Kenya is gearing up to host the first-ever Africa Conference on Deafness (ACD) in 2024, aiming to unite stakeholders from across the continent within the deaf empowerment community.

The Kenya Society for Deaf Children (KSDC), in partnership with the State Department for Medical Services, will take the lead in organizing the conference.

Harry Kimtai, the Principal Secretary of the department, stated that the conference will focus on tackling the obstacles encountered by deaf children across Africa.

“The conference seeks to take stock of the continent’s initiatives for empowering the deaf child,” he said.

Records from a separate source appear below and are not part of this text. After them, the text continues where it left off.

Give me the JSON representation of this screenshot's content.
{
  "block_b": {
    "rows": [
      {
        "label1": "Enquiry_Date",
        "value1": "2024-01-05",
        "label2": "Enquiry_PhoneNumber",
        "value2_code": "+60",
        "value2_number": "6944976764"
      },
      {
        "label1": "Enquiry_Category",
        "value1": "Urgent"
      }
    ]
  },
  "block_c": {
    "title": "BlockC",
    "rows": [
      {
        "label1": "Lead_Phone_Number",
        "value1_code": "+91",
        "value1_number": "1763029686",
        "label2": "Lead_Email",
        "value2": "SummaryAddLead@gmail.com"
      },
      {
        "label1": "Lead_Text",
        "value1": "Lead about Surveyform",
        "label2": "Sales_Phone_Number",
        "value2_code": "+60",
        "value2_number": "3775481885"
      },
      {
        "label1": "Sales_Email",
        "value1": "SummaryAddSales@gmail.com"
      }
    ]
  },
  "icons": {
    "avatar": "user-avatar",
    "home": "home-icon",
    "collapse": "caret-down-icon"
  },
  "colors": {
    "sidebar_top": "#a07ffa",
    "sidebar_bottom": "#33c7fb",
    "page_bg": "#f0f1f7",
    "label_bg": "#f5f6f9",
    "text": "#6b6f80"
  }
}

While the Ministry of Health ranks hearing impairment as the fourth most prevalent disability in the nation, Kimtai emphasized that the conference will play a crucial role in formulating strategies to enhance the support network for the deaf community.

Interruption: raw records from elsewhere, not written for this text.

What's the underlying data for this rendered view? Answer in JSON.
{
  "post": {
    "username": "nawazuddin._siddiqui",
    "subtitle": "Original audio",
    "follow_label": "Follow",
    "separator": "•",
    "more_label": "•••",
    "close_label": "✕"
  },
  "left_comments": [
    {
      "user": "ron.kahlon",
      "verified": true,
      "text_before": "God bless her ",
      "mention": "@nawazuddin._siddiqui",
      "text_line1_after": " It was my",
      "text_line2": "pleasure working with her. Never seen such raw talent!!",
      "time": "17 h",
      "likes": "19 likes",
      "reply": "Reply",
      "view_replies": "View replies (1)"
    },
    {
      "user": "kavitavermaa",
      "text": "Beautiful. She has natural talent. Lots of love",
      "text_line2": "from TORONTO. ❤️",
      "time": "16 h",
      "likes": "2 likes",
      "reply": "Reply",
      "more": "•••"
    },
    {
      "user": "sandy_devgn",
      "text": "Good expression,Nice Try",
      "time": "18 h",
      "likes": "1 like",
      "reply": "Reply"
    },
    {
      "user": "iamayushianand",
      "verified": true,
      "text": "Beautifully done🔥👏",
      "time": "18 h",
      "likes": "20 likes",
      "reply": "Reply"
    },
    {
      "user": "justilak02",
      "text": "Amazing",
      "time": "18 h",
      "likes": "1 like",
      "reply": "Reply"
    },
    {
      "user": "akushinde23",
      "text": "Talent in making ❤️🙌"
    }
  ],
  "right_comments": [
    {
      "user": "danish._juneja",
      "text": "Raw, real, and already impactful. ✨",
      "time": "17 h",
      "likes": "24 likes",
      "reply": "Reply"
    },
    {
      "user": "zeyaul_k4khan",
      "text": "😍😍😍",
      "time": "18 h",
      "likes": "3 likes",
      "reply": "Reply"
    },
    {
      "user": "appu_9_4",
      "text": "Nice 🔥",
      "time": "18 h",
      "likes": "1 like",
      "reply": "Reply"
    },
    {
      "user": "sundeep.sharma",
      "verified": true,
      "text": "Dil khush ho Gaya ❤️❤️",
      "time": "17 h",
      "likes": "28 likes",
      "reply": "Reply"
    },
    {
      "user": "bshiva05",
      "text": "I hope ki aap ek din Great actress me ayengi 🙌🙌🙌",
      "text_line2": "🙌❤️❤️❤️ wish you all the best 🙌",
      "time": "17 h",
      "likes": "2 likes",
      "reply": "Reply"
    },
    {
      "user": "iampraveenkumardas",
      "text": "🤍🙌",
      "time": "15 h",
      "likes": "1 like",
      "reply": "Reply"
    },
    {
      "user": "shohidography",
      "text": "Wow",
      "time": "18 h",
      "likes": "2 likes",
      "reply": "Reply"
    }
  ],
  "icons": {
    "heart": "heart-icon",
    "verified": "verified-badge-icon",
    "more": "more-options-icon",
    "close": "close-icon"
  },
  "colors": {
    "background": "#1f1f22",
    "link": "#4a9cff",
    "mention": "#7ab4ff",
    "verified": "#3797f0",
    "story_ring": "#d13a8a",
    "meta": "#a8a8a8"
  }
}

“The conference will address many issues with the main focus being on how the deaf community can be empowered and their quality of lives improved,” he said.

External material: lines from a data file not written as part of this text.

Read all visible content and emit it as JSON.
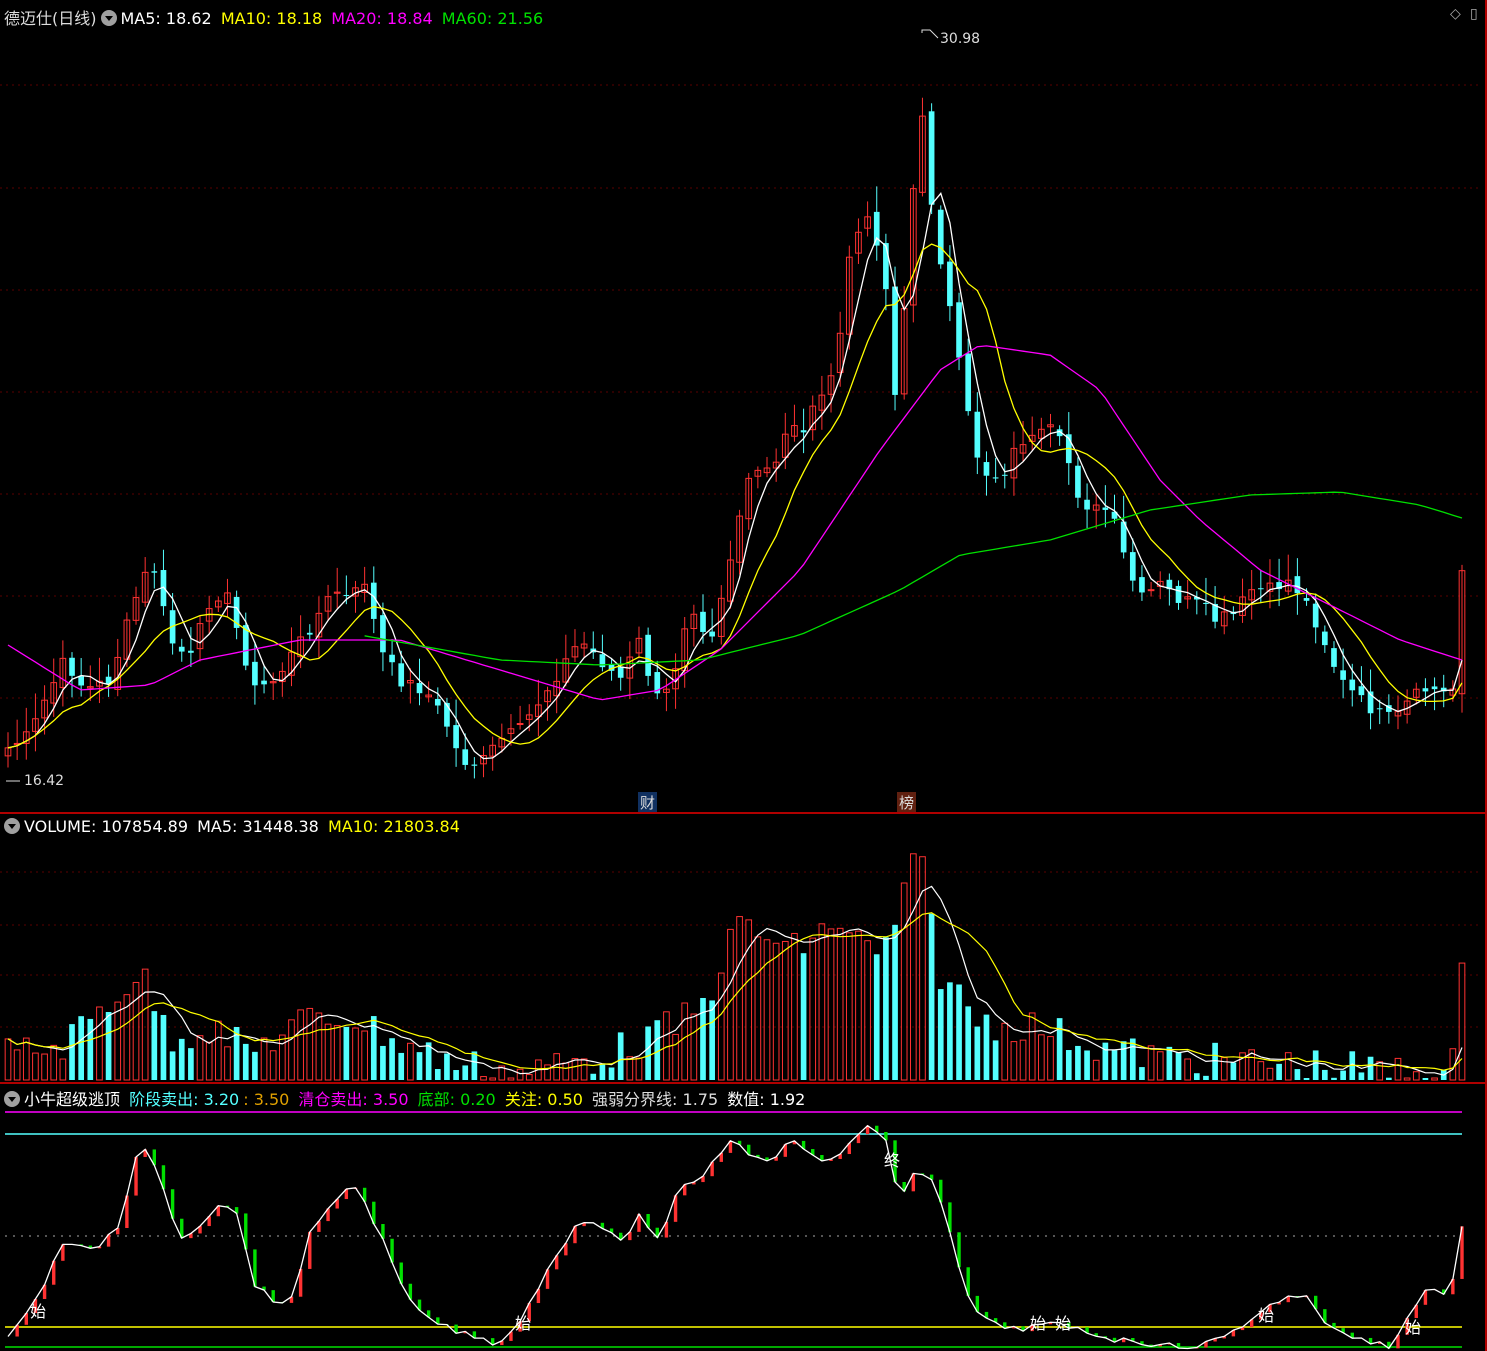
{
  "price_panel": {
    "stock_name": "德迈仕(日线)",
    "ma5_label": "MA5: 18.62",
    "ma10_label": "MA10: 18.18",
    "ma20_label": "MA20: 18.84",
    "ma60_label": "MA60: 21.56",
    "high_label": "30.98",
    "low_label": "16.42",
    "tag_finance": "财",
    "tag_list": "榜",
    "colors": {
      "up": "#ff3232",
      "down": "#54ffff",
      "ma5": "#ffffff",
      "ma10": "#ffff00",
      "ma20": "#ff00ff",
      "ma60": "#00e000"
    }
  },
  "volume_panel": {
    "volume_label": "VOLUME: 107854.89",
    "ma5_label": "MA5: 31448.38",
    "ma10_label": "MA10: 21803.84"
  },
  "indicator_panel": {
    "name": "小牛超级逃顶",
    "stage_sell_label": "阶段卖出: 3.20",
    "stage_sell_value2": ": 3.50",
    "clear_sell_label": "清仓卖出: 3.50",
    "bottom_label": "底部: 0.20",
    "focus_label": "关注: 0.50",
    "strength_label": "强弱分界线: 1.75",
    "value_label": "数值: 1.92",
    "signal_start": "始",
    "signal_end": "终"
  },
  "window_icons": [
    "diamond-icon",
    "restore-icon"
  ],
  "chart_data": {
    "type": "candlestick",
    "price_range": [
      16.42,
      30.98
    ],
    "volume_max": 107854.89,
    "indicator_range": [
      0,
      3.5
    ]
  }
}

In Africa, according to the World Health Organization (WHO), approximately 135 million individuals experience varying degrees of hearing impairment, often regarded as a silent disability.

In Kenya, findings from the Kenya Medical Research Institute (KEMRI) suggest that around 3 million Kenyans are currently grappling with hearing difficulties, with projections indicating a potential increase in this figure.

Among this group, 900,000 individuals are identified as profoundly deaf, with 300,000 falling into the school-age range. However, only 20,000 of school-going age are presently enrolled in educational institutions.